What the task requires: Write out all of the data exactly as it appears.

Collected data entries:
- - -
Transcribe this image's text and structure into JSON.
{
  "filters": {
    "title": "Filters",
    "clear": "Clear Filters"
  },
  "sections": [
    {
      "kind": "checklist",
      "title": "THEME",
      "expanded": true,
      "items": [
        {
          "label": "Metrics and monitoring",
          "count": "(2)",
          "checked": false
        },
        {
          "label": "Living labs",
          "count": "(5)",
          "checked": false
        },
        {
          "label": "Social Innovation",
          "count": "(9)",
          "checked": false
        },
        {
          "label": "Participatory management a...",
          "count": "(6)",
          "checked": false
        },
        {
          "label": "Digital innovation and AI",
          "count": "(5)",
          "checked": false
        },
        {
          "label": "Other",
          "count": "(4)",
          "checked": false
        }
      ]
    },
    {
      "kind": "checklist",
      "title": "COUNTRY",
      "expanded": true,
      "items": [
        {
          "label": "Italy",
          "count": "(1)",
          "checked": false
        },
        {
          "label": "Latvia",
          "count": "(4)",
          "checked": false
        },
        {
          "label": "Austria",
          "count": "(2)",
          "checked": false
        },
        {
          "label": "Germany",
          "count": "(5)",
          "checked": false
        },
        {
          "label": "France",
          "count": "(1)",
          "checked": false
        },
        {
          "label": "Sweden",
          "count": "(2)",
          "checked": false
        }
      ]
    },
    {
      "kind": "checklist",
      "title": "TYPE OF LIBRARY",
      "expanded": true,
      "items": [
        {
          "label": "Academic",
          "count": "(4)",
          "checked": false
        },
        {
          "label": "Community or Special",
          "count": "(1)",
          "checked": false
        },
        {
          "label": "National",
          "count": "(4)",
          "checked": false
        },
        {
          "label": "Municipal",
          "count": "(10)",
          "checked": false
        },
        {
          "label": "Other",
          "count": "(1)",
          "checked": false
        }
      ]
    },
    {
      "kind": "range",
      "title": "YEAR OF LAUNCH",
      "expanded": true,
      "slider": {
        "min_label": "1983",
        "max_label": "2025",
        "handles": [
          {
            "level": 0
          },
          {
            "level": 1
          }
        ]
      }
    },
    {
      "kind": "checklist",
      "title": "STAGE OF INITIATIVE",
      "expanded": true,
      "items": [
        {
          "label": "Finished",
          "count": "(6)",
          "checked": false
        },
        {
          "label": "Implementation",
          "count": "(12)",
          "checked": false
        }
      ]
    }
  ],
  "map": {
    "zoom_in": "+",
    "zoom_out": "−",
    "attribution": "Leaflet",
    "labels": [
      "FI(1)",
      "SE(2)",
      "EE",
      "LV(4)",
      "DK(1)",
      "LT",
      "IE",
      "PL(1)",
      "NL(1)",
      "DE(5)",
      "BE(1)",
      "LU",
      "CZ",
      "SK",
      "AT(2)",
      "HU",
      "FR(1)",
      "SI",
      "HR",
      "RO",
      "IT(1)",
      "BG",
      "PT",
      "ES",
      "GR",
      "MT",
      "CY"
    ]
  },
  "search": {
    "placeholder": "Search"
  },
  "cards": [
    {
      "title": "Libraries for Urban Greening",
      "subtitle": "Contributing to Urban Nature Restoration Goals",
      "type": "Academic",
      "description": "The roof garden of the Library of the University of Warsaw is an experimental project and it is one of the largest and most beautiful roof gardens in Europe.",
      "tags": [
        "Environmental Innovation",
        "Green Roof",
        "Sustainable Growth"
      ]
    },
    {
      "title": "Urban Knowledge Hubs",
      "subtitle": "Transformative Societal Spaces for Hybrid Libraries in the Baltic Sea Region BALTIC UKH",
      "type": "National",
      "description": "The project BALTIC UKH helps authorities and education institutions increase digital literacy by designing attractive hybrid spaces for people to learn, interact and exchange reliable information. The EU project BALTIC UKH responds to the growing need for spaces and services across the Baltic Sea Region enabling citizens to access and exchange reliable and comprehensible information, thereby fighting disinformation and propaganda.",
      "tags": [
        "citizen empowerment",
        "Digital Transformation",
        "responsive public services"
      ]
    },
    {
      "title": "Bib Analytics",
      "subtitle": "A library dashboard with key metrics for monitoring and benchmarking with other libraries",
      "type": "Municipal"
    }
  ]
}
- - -
Answer to the problem:
Transcribe this image's text and structure into JSON.
{
  "filters": {
    "title": "Filters",
    "clear": "Clear Filters"
  },
  "sections": [
    {
      "kind": "checklist",
      "title": "THEME",
      "expanded": true,
      "items": [
        {
          "label": "Metrics and monitoring",
          "count": "(2)",
          "checked": false
        },
        {
          "label": "Living labs",
          "count": "(5)",
          "checked": false
        },
        {
          "label": "Social Innovation",
          "count": "(9)",
          "checked": false
        },
        {
          "label": "Participatory management a...",
          "count": "(6)",
          "checked": false
        },
        {
          "label": "Digital innovation and AI",
          "count": "(5)",
          "checked": false
        },
        {
          "label": "Other",
          "count": "(4)",
          "checked": false
        }
      ]
    },
    {
      "kind": "checklist",
      "title": "COUNTRY",
      "expanded": true,
      "items": [
        {
          "label": "Italy",
          "count": "(1)",
          "checked": false
        },
        {
          "label": "Latvia",
          "count": "(4)",
          "checked": false
        },
        {
          "label": "Austria",
          "count": "(2)",
          "checked": false
        },
        {
          "label": "Germany",
          "count": "(5)",
          "checked": false
        },
        {
          "label": "France",
          "count": "(1)",
          "checked": false
        },
        {
          "label": "Sweden",
          "count": "(2)",
          "checked": false
        }
      ]
    },
    {
      "kind": "checklist",
      "title": "TYPE OF LIBRARY",
      "expanded": true,
      "items": [
        {
          "label": "Academic",
          "count": "(4)",
          "checked": false
        },
        {
          "label": "Community or Special",
          "count": "(1)",
          "checked": false
        },
        {
          "label": "National",
          "count": "(4)",
          "checked": false
        },
        {
          "label": "Municipal",
          "count": "(10)",
          "checked": false
        },
        {
          "label": "Other",
          "count": "(1)",
          "checked": false
        }
      ]
    },
    {
      "kind": "range",
      "title": "YEAR OF LAUNCH",
      "expanded": true,
      "slider": {
        "min_label": "1983",
        "max_label": "2025",
        "handles": [
          {
            "level": 0
          },
          {
            "level": 1
          }
        ]
      }
    },
    {
      "kind": "checklist",
      "title": "STAGE OF INITIATIVE",
      "expanded": true,
      "items": [
        {
          "label": "Finished",
          "count": "(6)",
          "checked": false
        },
        {
          "label": "Implementation",
          "count": "(12)",
          "checked": false
        }
      ]
    }
  ],
  "map": {
    "zoom_in": "+",
    "zoom_out": "−",
    "attribution": "Leaflet",
    "labels": [
      "FI(1)",
      "SE(2)",
      "EE",
      "LV(4)",
      "DK(1)",
      "LT",
      "IE",
      "PL(1)",
      "NL(1)",
      "DE(5)",
      "BE(1)",
      "LU",
      "CZ",
      "SK",
      "AT(2)",
      "HU",
      "FR(1)",
      "SI",
      "HR",
      "RO",
      "IT(1)",
      "BG",
      "PT",
      "ES",
      "GR",
      "MT",
      "CY"
    ]
  },
  "search": {
    "placeholder": "Search"
  },
  "cards": [
    {
      "title": "Libraries for Urban Greening",
      "subtitle": "Contributing to Urban Nature Restoration Goals",
      "type": "Academic",
      "description": "The roof garden of the Library of the University of Warsaw is an experimental project and it is one of the largest and most beautiful roof gardens in Europe.",
      "tags": [
        "Environmental Innovation",
        "Green Roof",
        "Sustainable Growth"
      ]
    },
    {
      "title": "Urban Knowledge Hubs",
      "subtitle": "Transformative Societal Spaces for Hybrid Libraries in the Baltic Sea Region BALTIC UKH",
      "type": "National",
      "description": "The project BALTIC UKH helps authorities and education institutions increase digital literacy by designing attractive hybrid spaces for people to learn, interact and exchange reliable information. The EU project BALTIC UKH responds to the growing need for spaces and services across the Baltic Sea Region enabling citizens to access and exchange reliable and comprehensible information, thereby fighting disinformation and propaganda.",
      "tags": [
        "citizen empowerment",
        "Digital Transformation",
        "responsive public services"
      ]
    },
    {
      "title": "Bib Analytics",
      "subtitle": "A library dashboard with key metrics for monitoring and benchmarking with other libraries",
      "type": "Municipal"
    }
  ]
}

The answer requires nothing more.